Would You Like to Talk with Your Hands?
What do I do for work? I talk a lot with my hands. While that is definitely an oversimplification, it is not wrong. I am an interpreter for American Sign Language and spoken English. I specify “American” because each country has its own unique signed language and it is not based on the spoken language of the land. British Sign Language even uses a different alphabet from American Sign Language!
I never dreamed I would be an interpreter growing up. I have no Deaf family members nor had I met a Deaf person until I went to college. I had a myriad of jobs before becoming an interpreter: firefighter/EMT, karate instructor, weight loss counselor, nanny, CPR instructor trainer, veterinary technician, and more. Never in my wildest dreams could I have imagined being introduced to this rich sociolinguistic culture and community.
The Deaf community is tightknit and can be cautious with newcomers, but its members are very welcoming when they see sincerity and commitment. They are generous with their time, investing in future interpreters to help us improve our skills. They are nurturing, loving, blunt, and very much my second family.
So why am I telling you all of this? There are not enough interpreters to fill the job requests in Houston and nationwide. While Deaf people do not need interpreters, they certainly have the right to interpreters in many instances. Deaf people have a wide array of interests and professions; there are Deaf skydivers, doctors, attorneys, scuba divers, politicians, cruise goers, etc. I interpret phone calls between Deaf and hearing people, which has involved anything from calling in pizza orders and prescription refills to interpreting phone sex and drug deals. The latter two are not that common, but those types of calls come in from time to time. Interpreting is such an enjoyable profession because there is never a dull moment. One of my favorite venues to interpret is at comic cons and pop culture events because there are Deaf people attending who are nerds like me. The fact that I worked in such a sundry of areas prior to becoming an interpreter has really proved invaluable.
Not only is there a paucity of interpreters nationwide, but there is also a lack of diversity in the pool of available interpreters. Deaf and hearing consumers desire interpreters who accurately represent their cultural, religious, and ethnic backgrounds but as it stands, most interpreters are white, cisgender women. Men do not want me following them into their prostate exams, nor would I be an ideal choice for interpreting a Black Lives Matter rally. I may possess the knowledge and vocabulary to interpret both assignments, but being a white, cisgender female, I do not believe I would be the best fit. For that reason, it is imperative that we reach out to various populations to recruit interpreters who mirror the diversity of the Deaf community and the community at-large.
Depending on where you live, the credentials for becoming an interpreter vary.
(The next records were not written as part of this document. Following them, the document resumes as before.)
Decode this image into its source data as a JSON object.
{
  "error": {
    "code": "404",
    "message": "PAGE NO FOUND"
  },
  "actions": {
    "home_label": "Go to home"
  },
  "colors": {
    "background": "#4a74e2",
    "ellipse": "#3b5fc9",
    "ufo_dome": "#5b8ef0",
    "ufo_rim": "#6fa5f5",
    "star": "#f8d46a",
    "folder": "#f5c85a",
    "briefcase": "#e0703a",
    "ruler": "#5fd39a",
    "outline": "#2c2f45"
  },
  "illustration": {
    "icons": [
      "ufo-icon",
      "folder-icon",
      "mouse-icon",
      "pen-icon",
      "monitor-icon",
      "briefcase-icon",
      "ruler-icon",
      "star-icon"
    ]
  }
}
In Texas, we have a state certification called the BEI (Board of Evaluation of Interpreters). In order to sit for the performance portion of that exam, applicants are required to have completed 60 credit hours of college coursework in any subject. For the National Interpreter Certification (NIC), applicants are required to have a four-year degree or a combination of education and work experience in order to sit for the exam.
Now for the question many people ask…don’t you just volunteer your time? I mean, you can’t actually make a living as an interpreter, right? Wrong. Interpreters earn a decent wage, which again varies dependent upon where they live. I work for Lone Star College and our part-time interpreters make between $32-$46/hour dependent upon their certification levels. Interpreters working a full-time job with benefits typically earn less per hour but can count on a steady paycheck. The low cost of living in Houston, Texas must also be factored into that equation. For example, interpreters in the Washington, D.C. area may earn more but the cost of living is significantly higher.
So, what do you think? Is interpreting for you? I am not going to sugar coat it: interpreting is a tough profession. ASL is as difficult to learn as any other language. Learning the language and immersing yourself in the community is a significant time commitment and truly a life-long process. This job is not for everyone, but I would not trade it for anything. Check out Discover Interpreting for information on interpreting nationwide. If you are in Houston, I can direct you to the program closest to you or you can visit the Lone Star College System Interpreter Training Program information on our webpage. You are also welcome to contact me at firstname.lastname@example.org if you would like more information on how to pursue this exciting and fulfilling field. Who knows, maybe one day we will be on an assignment together professionally talking with our hands!